Corsair | CMX512-3500C2
It’s a company name that we’re all very familiar with, with performance that stands out from its competitors. We’re talking about Corsair Memory: the world’s top performing memory for today’s computer gamers. Corsair Micro is a company that produces the most reliable high performance memory on the market.
Original Post Date: March 2003
Corsair Micro has provided us with two CMX512-3500C2 modules, matched for optimal usage when combined in a system; 1024 MB (1 GB) of memory, total.
DDR (Double Data Rate) memory has become a dominant product in today’s market, offering the consumer more than just another stick of memory. DDR can be used on both Intel and AMD based systems. Flexibility and performance has made it the number one choice of memory for today’s demanding computers.
- 512MB PC3500 (433 MHz)
- 32Mx8 DDR SDRAMs
- 5.0 nanosecond access
- Latency: 2-3-3-6-T1
- Pre-installed Aluminum heat spreaders
- Factory benchmarked on multiple chipsets
- Legendary Corsair reliability, service, and lifetime warranty
Memory is key for computer efficiency. It relieves stress and provides performance, given the system and memory are set up properly with CPU and motherboard type. Memory is something that should never be overlooked. Years ago, computer games required hardly any memory and didn’t particularly care about what type was being used, but that has now changed significantly.
Long ago, 8 MB of memory was quite sufficient, but today’s minimum requirements start around 256 MB. Back in the day, memory was easy to choose, too. You’d simply walk up to the counter of your local computer store and basically request the amount of DRAM you wanted, and then run home and install it. But it ain’t like that no more, nohow.
All aspects of computer technology are generally changing for the better. New processors drive motherboard and computer accessory changes–not to mention everything else that changes around the processor market as well. That alone is a book in itself.
What is XMS?
XMS stands for eXtreme Memory Speed, and that’s the crux of the matter. XMS memory is very high performance memory that leaves room for overclocking, and takes on those high-end games that we’re all so familiar with. So, how is this accomplished?

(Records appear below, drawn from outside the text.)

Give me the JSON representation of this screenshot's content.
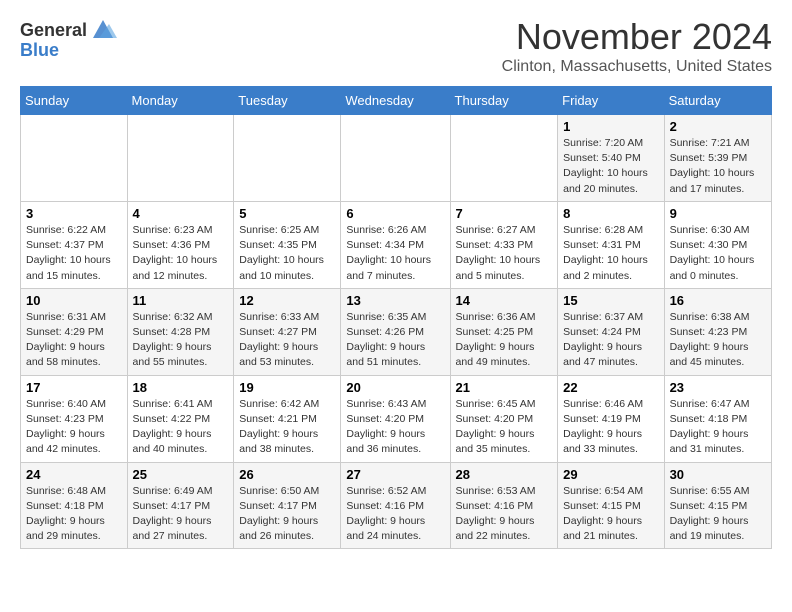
{
  "header": {
    "logo_general": "General",
    "logo_blue": "Blue",
    "month_title": "November 2024",
    "location": "Clinton, Massachusetts, United States"
  },
  "days_of_week": [
    "Sunday",
    "Monday",
    "Tuesday",
    "Wednesday",
    "Thursday",
    "Friday",
    "Saturday"
  ],
  "weeks": [
    [
      {
        "day": "",
        "info": ""
      },
      {
        "day": "",
        "info": ""
      },
      {
        "day": "",
        "info": ""
      },
      {
        "day": "",
        "info": ""
      },
      {
        "day": "",
        "info": ""
      },
      {
        "day": "1",
        "info": "Sunrise: 7:20 AM\nSunset: 5:40 PM\nDaylight: 10 hours and 20 minutes."
      },
      {
        "day": "2",
        "info": "Sunrise: 7:21 AM\nSunset: 5:39 PM\nDaylight: 10 hours and 17 minutes."
      }
    ],
    [
      {
        "day": "3",
        "info": "Sunrise: 6:22 AM\nSunset: 4:37 PM\nDaylight: 10 hours and 15 minutes."
      },
      {
        "day": "4",
        "info": "Sunrise: 6:23 AM\nSunset: 4:36 PM\nDaylight: 10 hours and 12 minutes."
      },
      {
        "day": "5",
        "info": "Sunrise: 6:25 AM\nSunset: 4:35 PM\nDaylight: 10 hours and 10 minutes."
      },
      {
        "day": "6",
        "info": "Sunrise: 6:26 AM\nSunset: 4:34 PM\nDaylight: 10 hours and 7 minutes."
      },
      {
        "day": "7",
        "info": "Sunrise: 6:27 AM\nSunset: 4:33 PM\nDaylight: 10 hours and 5 minutes."
      },
      {
        "day": "8",
        "info": "Sunrise: 6:28 AM\nSunset: 4:31 PM\nDaylight: 10 hours and 2 minutes."
      },
      {
        "day": "9",
        "info": "Sunrise: 6:30 AM\nSunset: 4:30 PM\nDaylight: 10 hours and 0 minutes."
      }
    ],
    [
      {
        "day": "10",
        "info": "Sunrise: 6:31 AM\nSunset: 4:29 PM\nDaylight: 9 hours and 58 minutes."
      },
      {
        "day": "11",
        "info": "Sunrise: 6:32 AM\nSunset: 4:28 PM\nDaylight: 9 hours and 55 minutes."
      },
      {
        "day": "12",
        "info": "Sunrise: 6:33 AM\nSunset: 4:27 PM\nDaylight: 9 hours and 53 minutes."
      },
      {
        "day": "13",
        "info": "Sunrise: 6:35 AM\nSunset: 4:26 PM\nDaylight: 9 hours and 51 minutes."
      },
      {
        "day": "14",
        "info": "Sunrise: 6:36 AM\nSunset: 4:25 PM\nDaylight: 9 hours and 49 minutes."
      },
      {
        "day": "15",
        "info": "Sunrise: 6:37 AM\nSunset: 4:24 PM\nDaylight: 9 hours and 47 minutes."
      },
      {
        "day": "16",
        "info": "Sunrise: 6:38 AM\nSunset: 4:23 PM\nDaylight: 9 hours and 45 minutes."
      }
    ],
    [
      {
        "day": "17",
        "info": "Sunrise: 6:40 AM\nSunset: 4:23 PM\nDaylight: 9 hours and 42 minutes."
      },
      {
        "day": "18",
        "info": "Sunrise: 6:41 AM\nSunset: 4:22 PM\nDaylight: 9 hours and 40 minutes."
      },
      {
        "day": "19",
        "info": "Sunrise: 6:42 AM\nSunset: 4:21 PM\nDaylight: 9 hours and 38 minutes."
      },
      {
        "day": "20",
        "info": "Sunrise: 6:43 AM\nSunset: 4:20 PM\nDaylight: 9 hours and 36 minutes."
      },
      {
        "day": "21",
        "info": "Sunrise: 6:45 AM\nSunset: 4:20 PM\nDaylight: 9 hours and 35 minutes."
      },
      {
        "day": "22",
        "info": "Sunrise: 6:46 AM\nSunset: 4:19 PM\nDaylight: 9 hours and 33 minutes."
      },
      {
        "day": "23",
        "info": "Sunrise: 6:47 AM\nSunset: 4:18 PM\nDaylight: 9 hours and 31 minutes."
      }
    ],
    [
      {
        "day": "24",
        "info": "Sunrise: 6:48 AM\nSunset: 4:18 PM\nDaylight: 9 hours and 29 minutes."
      },
      {
        "day": "25",
        "info": "Sunrise: 6:49 AM\nSunset: 4:17 PM\nDaylight: 9 hours and 27 minutes."
      },
      {
        "day": "26",
        "info": "Sunrise: 6:50 AM\nSunset: 4:17 PM\nDaylight: 9 hours and 26 minutes."
      },
      {
        "day": "27",
        "info": "Sunrise: 6:52 AM\nSunset: 4:16 PM\nDaylight: 9 hours and 24 minutes."
      },
      {
        "day": "28",
        "info": "Sunrise: 6:53 AM\nSunset: 4:16 PM\nDaylight: 9 hours and 22 minutes."
      },
      {
        "day": "29",
        "info": "Sunrise: 6:54 AM\nSunset: 4:15 PM\nDaylight: 9 hours and 21 minutes."
      },
      {
        "day": "30",
        "info": "Sunrise: 6:55 AM\nSunset: 4:15 PM\nDaylight: 9 hours and 19 minutes."
      }
    ]
  ]
}
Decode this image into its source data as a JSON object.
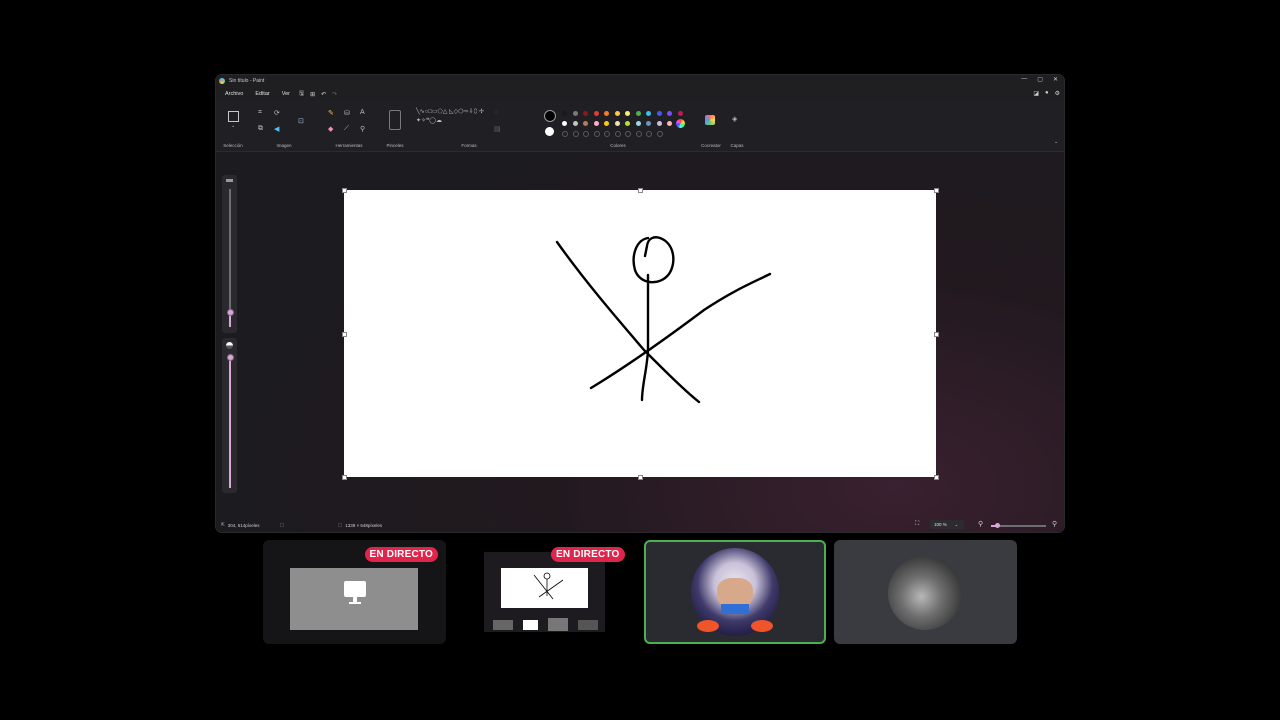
{
  "window": {
    "title": "Sin título - Paint",
    "controls": [
      "—",
      "▢",
      "✕"
    ]
  },
  "menu": {
    "items": [
      "Archivo",
      "Editar",
      "Ver"
    ],
    "quick_icons": [
      "save-icon",
      "new-icon",
      "undo-icon",
      "redo-icon"
    ],
    "right_icons": [
      "share-icon",
      "account-icon",
      "settings-icon"
    ]
  },
  "ribbon": {
    "groups": {
      "selection": "Selección",
      "image": "Imagen",
      "tools": "Herramientas",
      "brushes": "Pinceles",
      "shapes": "Formas",
      "colors": "Colores",
      "cocreator": "Cocreator",
      "layers": "Capas"
    },
    "shape_glyphs": "╲∿○□▭⬠△ ◺◇⬡⇨⇩⬯ ✢✦✧❝◯☁",
    "palette_row1": [
      "#1a1a1a",
      "#7a7a7a",
      "#8b1a1a",
      "#e23b3b",
      "#f47b2f",
      "#ffc83d",
      "#f9ef6a",
      "#4caf50",
      "#3ac1e6",
      "#3d5afe",
      "#7c4dff",
      "#c2185b"
    ],
    "palette_row2": [
      "#ffffff",
      "#c3c3c3",
      "#b97a57",
      "#ffaec9",
      "#ffc90e",
      "#efe4b0",
      "#b5e61d",
      "#99d9ea",
      "#7092be",
      "#c8bfe7",
      "#ffb3b3",
      "#e0e0e0"
    ],
    "primary_color": "#000000",
    "secondary_color": "#ffffff"
  },
  "status": {
    "cursor": "304, 514píxeles",
    "canvas_size": "1339 × 648píxeles",
    "zoom": "100 %",
    "zoom_fraction": 0.1
  },
  "stream_tiles": {
    "badge_1": "EN DIRECTO",
    "badge_2": "EN DIRECTO"
  },
  "colors": {
    "live_badge": "#e0244b",
    "selected_tile_border": "#4caf50",
    "slider_accent": "#d9a7d8"
  }
}
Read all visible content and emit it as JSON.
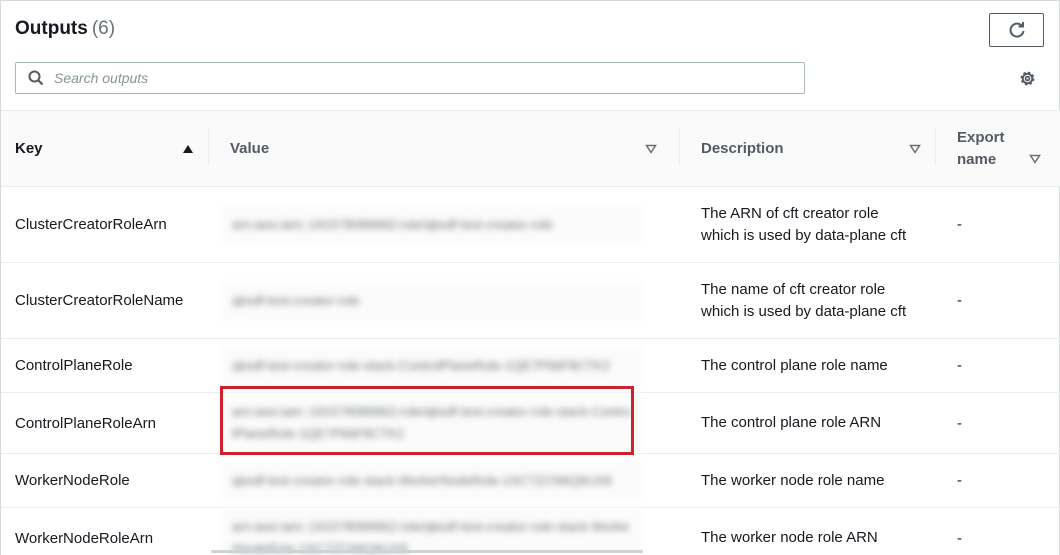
{
  "header": {
    "title": "Outputs",
    "count": "(6)"
  },
  "search": {
    "placeholder": "Search outputs",
    "value": ""
  },
  "icons": {
    "refresh": "refresh-icon",
    "search": "search-icon",
    "settings": "gear-icon",
    "sort_asc": "caret-up-icon",
    "sort_none": "caret-down-outline-icon"
  },
  "colors": {
    "highlight": "#d0202c",
    "header_bg": "#fafafa",
    "text": "#16191f",
    "muted": "#545b64"
  },
  "table": {
    "columns": [
      {
        "label": "Key",
        "sort": "ascending"
      },
      {
        "label": "Value",
        "sort": "none"
      },
      {
        "label": "Description",
        "sort": "none"
      },
      {
        "label": "Export name",
        "sort": "none"
      }
    ],
    "rows": [
      {
        "key": "ClusterCreatorRoleArn",
        "value": "arn:aws:iam::191578089962:role/qbsdf-test-creator-role",
        "description": "The ARN of cft creator role which is used by data-plane cft",
        "export": "-"
      },
      {
        "key": "ClusterCreatorRoleName",
        "value": "qbsdf-test-creator-role",
        "description": "The name of cft creator role which is used by data-plane cft",
        "export": "-"
      },
      {
        "key": "ControlPlaneRole",
        "value": "qbsdf-test-creator-role-stack-ControlPlaneRole-1QE7P66F8CTK2",
        "description": "The control plane role name",
        "export": "-"
      },
      {
        "key": "ControlPlaneRoleArn",
        "value": "arn:aws:iam::191578089962:role/qbsdf-test-creator-role-stack-ControlPlaneRole-1QE7P66F8CTK2",
        "description": "The control plane role ARN",
        "export": "-"
      },
      {
        "key": "WorkerNodeRole",
        "value": "qbsdf-test-creator-role-stack-WorkerNodeRole-1SC7ZCN6Q6UX8",
        "description": "The worker node role name",
        "export": "-"
      },
      {
        "key": "WorkerNodeRoleArn",
        "value": "arn:aws:iam::191578089962:role/qbsdf-test-creator-role-stack-WorkerNodeRole-1SC7ZCN6Q6UX8",
        "description": "The worker node role ARN",
        "export": "-"
      }
    ]
  }
}
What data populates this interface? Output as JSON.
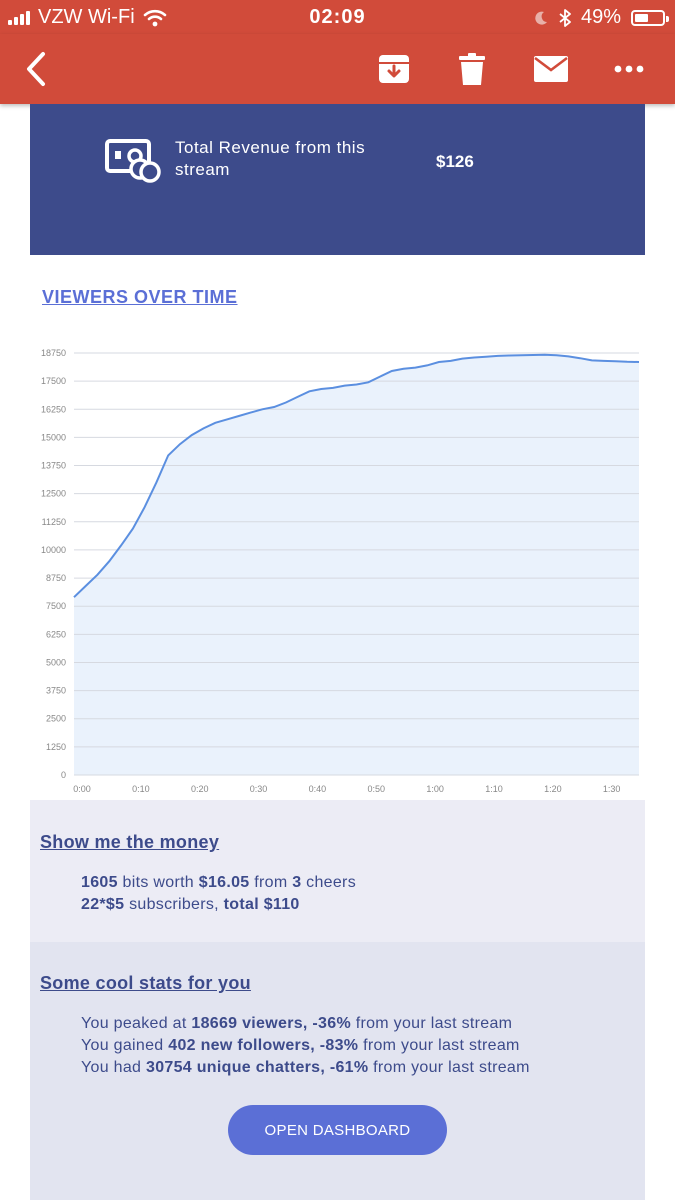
{
  "status_bar": {
    "carrier": "VZW Wi-Fi",
    "time": "02:09",
    "battery": "49%"
  },
  "toolbar": {
    "icons": [
      "back-icon",
      "archive-icon",
      "trash-icon",
      "mail-icon",
      "more-icon"
    ]
  },
  "revenue": {
    "label": "Total Revenue from this stream",
    "amount": "$126"
  },
  "viewers_title": "VIEWERS OVER TIME",
  "chart_data": {
    "type": "area",
    "x": [
      "0:00",
      "0:02",
      "0:04",
      "0:06",
      "0:08",
      "0:10",
      "0:12",
      "0:14",
      "0:16",
      "0:18",
      "0:20",
      "0:22",
      "0:24",
      "0:26",
      "0:28",
      "0:30",
      "0:32",
      "0:34",
      "0:36",
      "0:38",
      "0:40",
      "0:42",
      "0:44",
      "0:46",
      "0:48",
      "0:50",
      "0:52",
      "0:54",
      "0:56",
      "0:58",
      "1:00",
      "1:02",
      "1:04",
      "1:06",
      "1:08",
      "1:10",
      "1:12",
      "1:14",
      "1:16",
      "1:18",
      "1:20",
      "1:22",
      "1:24",
      "1:26",
      "1:28",
      "1:30",
      "1:32",
      "1:34",
      "1:36"
    ],
    "values": [
      7900,
      8400,
      8900,
      9500,
      10200,
      10950,
      11900,
      13000,
      14200,
      14700,
      15100,
      15400,
      15650,
      15800,
      15950,
      16100,
      16250,
      16350,
      16550,
      16800,
      17050,
      17150,
      17200,
      17300,
      17350,
      17450,
      17700,
      17950,
      18050,
      18100,
      18200,
      18350,
      18400,
      18500,
      18550,
      18580,
      18620,
      18640,
      18650,
      18660,
      18669,
      18650,
      18600,
      18520,
      18420,
      18400,
      18380,
      18360,
      18350
    ],
    "title": "VIEWERS OVER TIME",
    "xticks": [
      "0:00",
      "0:10",
      "0:20",
      "0:30",
      "0:40",
      "0:50",
      "1:00",
      "1:10",
      "1:20",
      "1:30"
    ],
    "yticks": [
      0,
      1250,
      2500,
      3750,
      5000,
      6250,
      7500,
      8750,
      10000,
      11250,
      12500,
      13750,
      15000,
      16250,
      17500,
      18750
    ],
    "ylim": [
      0,
      18750
    ],
    "grid": true,
    "colors": {
      "line": "#5b8fe0",
      "fill": "#e6f0fb"
    }
  },
  "money": {
    "title": "Show me the money",
    "line1": {
      "bits": "1605",
      "t1": " bits worth ",
      "worth": "$16.05",
      "t2": " from ",
      "cheers": "3",
      "t3": " cheers"
    },
    "line2": {
      "subs": "22*$5",
      "t1": " subscribers, ",
      "total": "total $110"
    }
  },
  "stats": {
    "title": "Some cool stats for you",
    "line1": {
      "t1": "You peaked at ",
      "b1": "18669 viewers, -36%",
      "t2": " from your last stream"
    },
    "line2": {
      "t1": "You gained ",
      "b1": "402 new followers, -83%",
      "t2": " from your last stream"
    },
    "line3": {
      "t1": "You had ",
      "b1": "30754 unique chatters, -61%",
      "t2": " from your last stream"
    },
    "button": "OPEN DASHBOARD"
  }
}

XMS, or eXtreme Memory Speed, is the process that Corsair uses to take ICs rated at one speed and verify/guarantee their operation at another speed. Since specifications have not been generated to accurately specify operating parameters, Corsair gives these parts an XMS rating. For example, since PC2400 does not exist according to any valid standards institution, Corsair parts are called XMS2400.
Corsair doesn’t just ‘make’ memory and send it to consumers like most memory companies do. XMS memory modules are tested to perform at the speeds specified by the manufacturer. An example is PC3500 Corsair modules, like the two we are testing here. Motherboards don’t actually support DDR 433 MHz (PC3500) just yet, it’s around the corner, yes, but it’s an extra gain for when those boards do come out. Then again, if you’re running an AMD Barton system, you won’t actually get 433 MHz FSB speed, either—that’s another topic for a rainy day.